--- START ---
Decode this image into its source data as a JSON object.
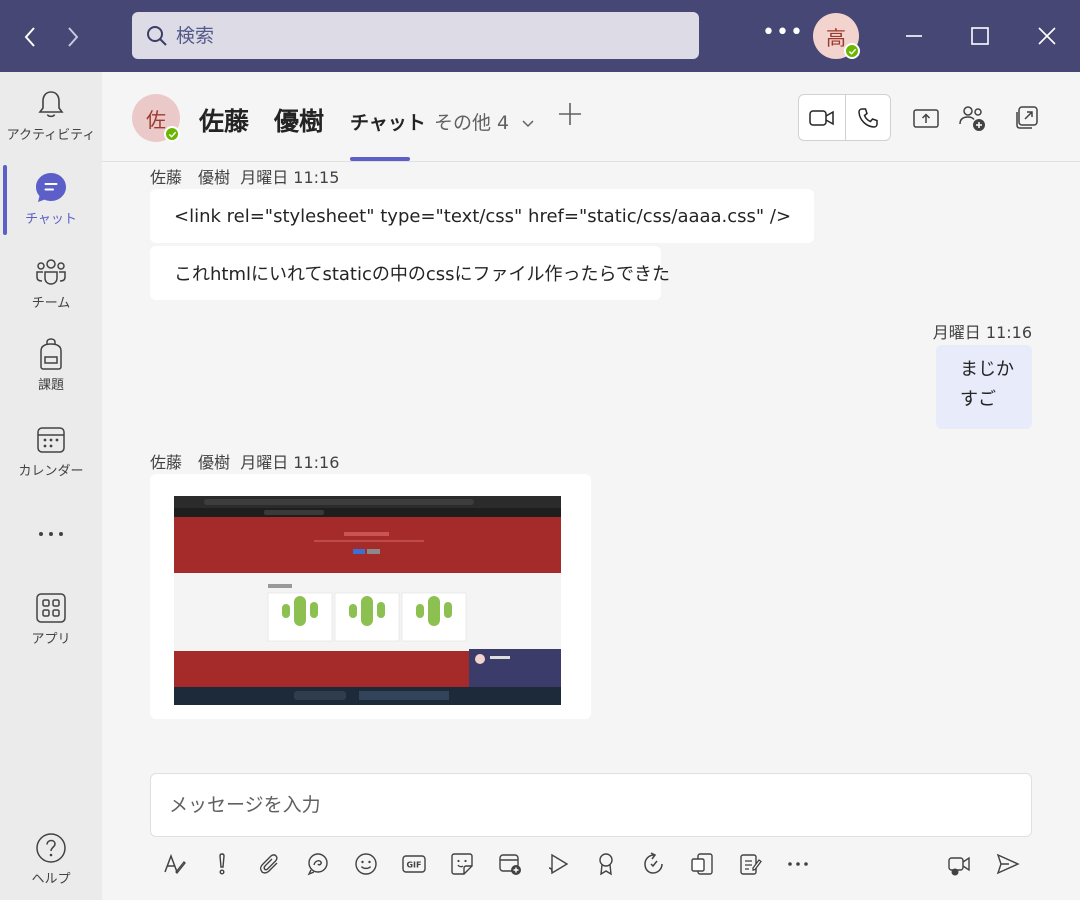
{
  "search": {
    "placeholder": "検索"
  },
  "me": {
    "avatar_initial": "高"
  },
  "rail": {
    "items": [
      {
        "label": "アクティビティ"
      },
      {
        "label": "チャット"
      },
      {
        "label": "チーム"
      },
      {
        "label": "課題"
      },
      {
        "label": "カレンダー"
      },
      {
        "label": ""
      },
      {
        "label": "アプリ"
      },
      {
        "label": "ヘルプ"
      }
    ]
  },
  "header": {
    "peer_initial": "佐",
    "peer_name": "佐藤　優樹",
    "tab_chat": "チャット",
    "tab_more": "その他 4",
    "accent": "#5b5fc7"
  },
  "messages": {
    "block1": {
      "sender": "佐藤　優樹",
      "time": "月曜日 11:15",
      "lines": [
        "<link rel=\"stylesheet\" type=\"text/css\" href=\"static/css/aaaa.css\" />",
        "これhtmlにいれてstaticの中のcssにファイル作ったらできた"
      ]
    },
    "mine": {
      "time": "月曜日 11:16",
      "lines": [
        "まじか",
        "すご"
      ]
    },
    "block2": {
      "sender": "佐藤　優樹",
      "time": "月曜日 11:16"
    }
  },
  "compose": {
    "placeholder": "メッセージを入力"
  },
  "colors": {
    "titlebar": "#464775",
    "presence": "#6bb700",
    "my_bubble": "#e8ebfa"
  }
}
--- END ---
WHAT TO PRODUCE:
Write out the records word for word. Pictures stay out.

SOLUTION TO THIS EXERCISE:
Decode this image into its source data as a JSON object.
{
  "search": {
    "placeholder": "検索"
  },
  "me": {
    "avatar_initial": "高"
  },
  "rail": {
    "items": [
      {
        "label": "アクティビティ"
      },
      {
        "label": "チャット"
      },
      {
        "label": "チーム"
      },
      {
        "label": "課題"
      },
      {
        "label": "カレンダー"
      },
      {
        "label": ""
      },
      {
        "label": "アプリ"
      },
      {
        "label": "ヘルプ"
      }
    ]
  },
  "header": {
    "peer_initial": "佐",
    "peer_name": "佐藤　優樹",
    "tab_chat": "チャット",
    "tab_more": "その他 4",
    "accent": "#5b5fc7"
  },
  "messages": {
    "block1": {
      "sender": "佐藤　優樹",
      "time": "月曜日 11:15",
      "lines": [
        "<link rel=\"stylesheet\" type=\"text/css\" href=\"static/css/aaaa.css\" />",
        "これhtmlにいれてstaticの中のcssにファイル作ったらできた"
      ]
    },
    "mine": {
      "time": "月曜日 11:16",
      "lines": [
        "まじか",
        "すご"
      ]
    },
    "block2": {
      "sender": "佐藤　優樹",
      "time": "月曜日 11:16"
    }
  },
  "compose": {
    "placeholder": "メッセージを入力"
  },
  "colors": {
    "titlebar": "#464775",
    "presence": "#6bb700",
    "my_bubble": "#e8ebfa"
  }
}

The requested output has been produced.